#### Task prompt
Scan each line of the records for the word "data" and extract the ones that have it.
^^^^^^^^
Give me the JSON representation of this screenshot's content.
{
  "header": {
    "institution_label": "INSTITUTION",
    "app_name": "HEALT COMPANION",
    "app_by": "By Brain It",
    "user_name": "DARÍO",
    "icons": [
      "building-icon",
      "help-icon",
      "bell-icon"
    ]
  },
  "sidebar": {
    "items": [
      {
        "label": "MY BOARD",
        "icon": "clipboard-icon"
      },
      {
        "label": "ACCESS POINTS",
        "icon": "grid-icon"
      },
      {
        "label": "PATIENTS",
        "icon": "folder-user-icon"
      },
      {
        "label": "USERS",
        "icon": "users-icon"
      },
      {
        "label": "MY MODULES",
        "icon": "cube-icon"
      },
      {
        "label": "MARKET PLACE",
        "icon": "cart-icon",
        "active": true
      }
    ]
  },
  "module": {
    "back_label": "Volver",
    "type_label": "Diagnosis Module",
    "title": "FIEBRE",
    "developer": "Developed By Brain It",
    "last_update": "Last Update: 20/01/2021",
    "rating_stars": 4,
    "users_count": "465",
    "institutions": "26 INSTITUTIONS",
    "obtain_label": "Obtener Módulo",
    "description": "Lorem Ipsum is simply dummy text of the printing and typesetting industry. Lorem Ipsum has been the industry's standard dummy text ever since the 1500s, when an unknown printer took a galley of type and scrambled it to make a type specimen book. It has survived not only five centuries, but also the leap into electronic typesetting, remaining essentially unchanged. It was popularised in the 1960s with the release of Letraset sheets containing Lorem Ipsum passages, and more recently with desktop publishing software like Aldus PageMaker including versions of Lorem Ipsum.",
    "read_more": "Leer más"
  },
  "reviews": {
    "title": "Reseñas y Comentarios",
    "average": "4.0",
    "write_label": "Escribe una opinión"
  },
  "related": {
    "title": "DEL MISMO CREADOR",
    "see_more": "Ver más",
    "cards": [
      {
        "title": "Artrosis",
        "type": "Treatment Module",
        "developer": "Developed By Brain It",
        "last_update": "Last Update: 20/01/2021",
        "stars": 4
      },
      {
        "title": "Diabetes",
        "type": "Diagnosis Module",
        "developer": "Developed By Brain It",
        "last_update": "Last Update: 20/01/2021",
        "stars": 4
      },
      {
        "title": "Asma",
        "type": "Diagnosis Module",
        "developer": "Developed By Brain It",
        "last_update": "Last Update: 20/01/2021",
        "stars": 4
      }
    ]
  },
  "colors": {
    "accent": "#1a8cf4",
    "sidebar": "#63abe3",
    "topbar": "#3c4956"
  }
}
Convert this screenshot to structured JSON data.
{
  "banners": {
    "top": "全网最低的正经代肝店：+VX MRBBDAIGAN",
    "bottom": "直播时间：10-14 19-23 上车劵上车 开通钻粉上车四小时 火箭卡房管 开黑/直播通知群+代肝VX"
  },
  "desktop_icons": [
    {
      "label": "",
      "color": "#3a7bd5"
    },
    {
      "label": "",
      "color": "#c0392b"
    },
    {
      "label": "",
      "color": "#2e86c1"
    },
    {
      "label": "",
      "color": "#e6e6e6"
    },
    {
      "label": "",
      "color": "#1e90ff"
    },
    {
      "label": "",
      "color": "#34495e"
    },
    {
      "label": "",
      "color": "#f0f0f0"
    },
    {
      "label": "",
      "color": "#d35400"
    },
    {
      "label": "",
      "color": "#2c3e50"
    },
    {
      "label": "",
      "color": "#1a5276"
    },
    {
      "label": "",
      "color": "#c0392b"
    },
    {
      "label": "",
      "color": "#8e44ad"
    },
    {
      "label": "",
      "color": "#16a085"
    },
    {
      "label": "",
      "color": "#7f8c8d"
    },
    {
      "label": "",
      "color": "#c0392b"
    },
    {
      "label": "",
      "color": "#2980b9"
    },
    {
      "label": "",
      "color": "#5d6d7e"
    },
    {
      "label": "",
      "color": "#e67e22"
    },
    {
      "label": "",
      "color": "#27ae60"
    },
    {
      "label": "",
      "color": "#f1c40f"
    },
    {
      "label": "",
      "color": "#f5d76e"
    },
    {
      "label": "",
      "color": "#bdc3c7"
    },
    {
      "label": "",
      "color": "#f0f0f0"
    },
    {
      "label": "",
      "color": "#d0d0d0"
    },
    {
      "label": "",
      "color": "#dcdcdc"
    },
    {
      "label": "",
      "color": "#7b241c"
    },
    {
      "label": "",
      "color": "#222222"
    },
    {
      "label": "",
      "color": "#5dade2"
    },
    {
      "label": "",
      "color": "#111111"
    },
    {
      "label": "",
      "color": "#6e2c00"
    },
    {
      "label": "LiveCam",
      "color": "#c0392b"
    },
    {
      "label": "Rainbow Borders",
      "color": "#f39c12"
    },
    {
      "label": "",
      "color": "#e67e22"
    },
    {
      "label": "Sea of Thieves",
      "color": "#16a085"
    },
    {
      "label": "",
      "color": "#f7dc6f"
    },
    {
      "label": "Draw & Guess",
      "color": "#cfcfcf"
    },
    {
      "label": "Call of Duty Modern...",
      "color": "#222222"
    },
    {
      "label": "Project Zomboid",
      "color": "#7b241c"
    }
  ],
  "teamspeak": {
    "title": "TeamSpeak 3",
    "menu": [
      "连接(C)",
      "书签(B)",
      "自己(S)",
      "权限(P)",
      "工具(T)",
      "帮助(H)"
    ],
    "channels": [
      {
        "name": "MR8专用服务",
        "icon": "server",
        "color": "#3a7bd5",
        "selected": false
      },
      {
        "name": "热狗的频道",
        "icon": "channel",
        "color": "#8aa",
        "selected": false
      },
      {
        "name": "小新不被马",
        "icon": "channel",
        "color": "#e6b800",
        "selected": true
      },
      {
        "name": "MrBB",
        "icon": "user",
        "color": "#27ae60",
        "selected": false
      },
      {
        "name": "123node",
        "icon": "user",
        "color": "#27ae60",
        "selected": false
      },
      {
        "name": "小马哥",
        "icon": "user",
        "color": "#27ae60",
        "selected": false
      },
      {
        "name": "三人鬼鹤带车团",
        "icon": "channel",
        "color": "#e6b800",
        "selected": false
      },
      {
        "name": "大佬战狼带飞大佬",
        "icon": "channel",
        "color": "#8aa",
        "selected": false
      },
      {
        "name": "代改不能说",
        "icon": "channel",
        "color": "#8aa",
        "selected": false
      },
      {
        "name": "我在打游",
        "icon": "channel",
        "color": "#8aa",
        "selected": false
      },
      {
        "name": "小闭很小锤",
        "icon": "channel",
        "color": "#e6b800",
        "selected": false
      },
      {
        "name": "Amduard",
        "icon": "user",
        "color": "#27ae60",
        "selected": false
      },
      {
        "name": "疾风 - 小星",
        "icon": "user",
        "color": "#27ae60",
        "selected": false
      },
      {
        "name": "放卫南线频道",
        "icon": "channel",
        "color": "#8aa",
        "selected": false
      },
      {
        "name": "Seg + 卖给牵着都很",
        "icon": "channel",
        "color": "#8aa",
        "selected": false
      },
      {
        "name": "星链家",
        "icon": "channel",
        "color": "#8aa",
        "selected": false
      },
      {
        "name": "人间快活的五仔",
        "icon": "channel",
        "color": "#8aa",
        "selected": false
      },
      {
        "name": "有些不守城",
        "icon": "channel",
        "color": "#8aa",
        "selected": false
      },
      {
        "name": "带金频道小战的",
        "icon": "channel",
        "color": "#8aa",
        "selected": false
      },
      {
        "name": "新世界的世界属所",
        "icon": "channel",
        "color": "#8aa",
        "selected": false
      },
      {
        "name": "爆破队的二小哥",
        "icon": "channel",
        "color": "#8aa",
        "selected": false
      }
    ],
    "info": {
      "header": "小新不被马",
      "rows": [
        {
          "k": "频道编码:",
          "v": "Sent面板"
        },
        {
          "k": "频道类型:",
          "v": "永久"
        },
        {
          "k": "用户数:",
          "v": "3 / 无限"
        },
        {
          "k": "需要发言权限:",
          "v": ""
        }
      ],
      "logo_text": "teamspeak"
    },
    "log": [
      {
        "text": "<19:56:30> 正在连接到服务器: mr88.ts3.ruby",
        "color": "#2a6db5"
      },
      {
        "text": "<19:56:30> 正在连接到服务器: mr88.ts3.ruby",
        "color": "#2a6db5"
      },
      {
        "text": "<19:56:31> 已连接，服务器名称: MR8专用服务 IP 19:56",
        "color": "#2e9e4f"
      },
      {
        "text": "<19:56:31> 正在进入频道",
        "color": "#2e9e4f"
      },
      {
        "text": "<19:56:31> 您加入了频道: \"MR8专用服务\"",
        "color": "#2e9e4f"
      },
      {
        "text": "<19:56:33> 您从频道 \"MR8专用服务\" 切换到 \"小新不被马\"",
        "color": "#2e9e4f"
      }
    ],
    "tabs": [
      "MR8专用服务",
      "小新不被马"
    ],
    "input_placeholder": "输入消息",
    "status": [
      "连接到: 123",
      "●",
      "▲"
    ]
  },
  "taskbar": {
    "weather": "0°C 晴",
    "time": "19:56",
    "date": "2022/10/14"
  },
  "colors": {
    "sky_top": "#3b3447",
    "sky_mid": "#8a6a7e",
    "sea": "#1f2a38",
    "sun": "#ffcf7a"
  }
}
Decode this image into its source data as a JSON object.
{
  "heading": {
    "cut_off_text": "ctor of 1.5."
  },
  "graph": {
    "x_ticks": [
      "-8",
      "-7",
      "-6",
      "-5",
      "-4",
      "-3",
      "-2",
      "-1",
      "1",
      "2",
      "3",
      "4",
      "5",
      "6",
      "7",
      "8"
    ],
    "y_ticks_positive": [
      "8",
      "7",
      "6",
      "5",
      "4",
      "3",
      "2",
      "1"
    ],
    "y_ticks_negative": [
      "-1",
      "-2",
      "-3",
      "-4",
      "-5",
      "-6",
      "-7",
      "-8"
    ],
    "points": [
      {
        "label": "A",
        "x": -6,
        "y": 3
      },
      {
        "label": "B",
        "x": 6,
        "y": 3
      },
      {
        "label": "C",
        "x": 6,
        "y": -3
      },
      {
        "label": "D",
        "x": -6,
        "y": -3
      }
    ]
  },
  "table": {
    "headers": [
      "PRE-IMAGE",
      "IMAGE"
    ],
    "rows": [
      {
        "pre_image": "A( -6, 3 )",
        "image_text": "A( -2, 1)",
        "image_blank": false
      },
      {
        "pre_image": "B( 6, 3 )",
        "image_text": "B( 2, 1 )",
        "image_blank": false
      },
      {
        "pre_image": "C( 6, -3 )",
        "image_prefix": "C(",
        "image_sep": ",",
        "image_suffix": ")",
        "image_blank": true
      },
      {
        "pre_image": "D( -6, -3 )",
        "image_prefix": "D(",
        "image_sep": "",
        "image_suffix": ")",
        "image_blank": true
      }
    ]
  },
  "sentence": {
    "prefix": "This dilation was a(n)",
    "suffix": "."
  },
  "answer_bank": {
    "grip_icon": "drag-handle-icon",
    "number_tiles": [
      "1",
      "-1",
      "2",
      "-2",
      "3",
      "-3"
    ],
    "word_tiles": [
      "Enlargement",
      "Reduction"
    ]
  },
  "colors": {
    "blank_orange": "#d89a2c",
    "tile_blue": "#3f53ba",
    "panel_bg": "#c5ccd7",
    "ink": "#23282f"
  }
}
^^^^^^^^
#### Task result
Convert this screenshot to structured JSON data.
Decode this image into its source data as a JSON object.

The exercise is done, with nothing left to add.